» **ACTION ITEM**:
When a line of the records below contains the string "storage", copy that whole line.

##### DATASET EXTRACT #####

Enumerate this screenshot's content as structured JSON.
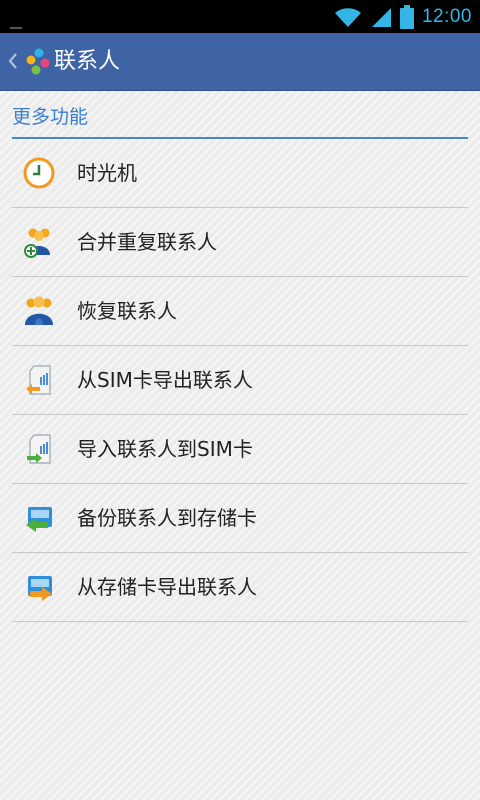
{
  "status_bar": {
    "time": "12:00",
    "icons": [
      "wifi-icon",
      "signal-icon",
      "battery-icon"
    ]
  },
  "action_bar": {
    "title": "联系人",
    "back_icon": "chevron-left-icon",
    "app_icon": "contacts-app-icon"
  },
  "section": {
    "title": "更多功能"
  },
  "menu": {
    "items": [
      {
        "label": "时光机",
        "icon": "clock-icon"
      },
      {
        "label": "合并重复联系人",
        "icon": "merge-contacts-icon"
      },
      {
        "label": "恢复联系人",
        "icon": "restore-contacts-icon"
      },
      {
        "label": "从SIM卡导出联系人",
        "icon": "sim-export-icon"
      },
      {
        "label": "导入联系人到SIM卡",
        "icon": "sim-import-icon"
      },
      {
        "label": "备份联系人到存储卡",
        "icon": "backup-to-storage-icon"
      },
      {
        "label": "从存储卡导出联系人",
        "icon": "export-from-storage-icon"
      }
    ]
  },
  "colors": {
    "action_bar": "#3e64a5",
    "accent": "#3b7fd0",
    "status_accent": "#33b5e5"
  }
}
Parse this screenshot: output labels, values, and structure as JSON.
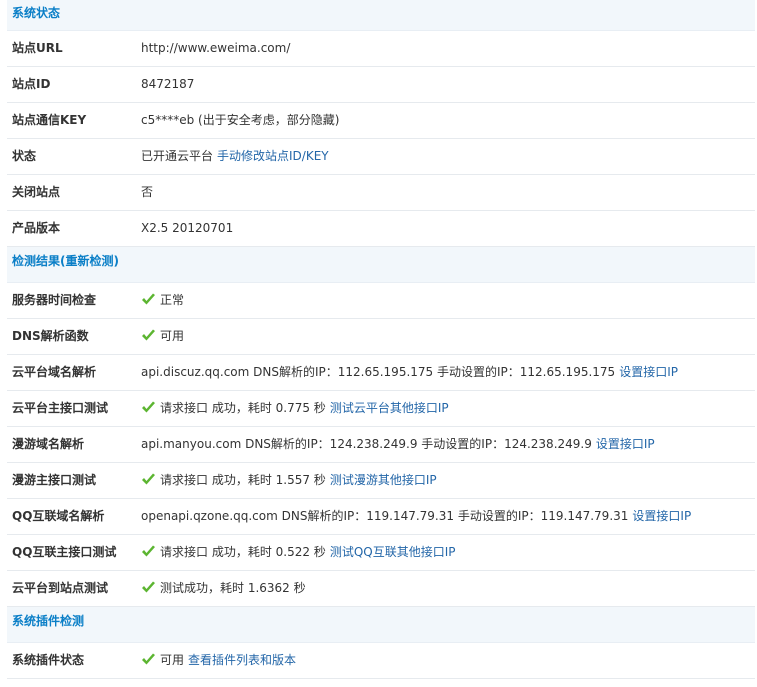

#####

» **ANSWER BOX**:
        "icon": "backup-to-storage-icon"
        "icon": "export-from-storage-icon"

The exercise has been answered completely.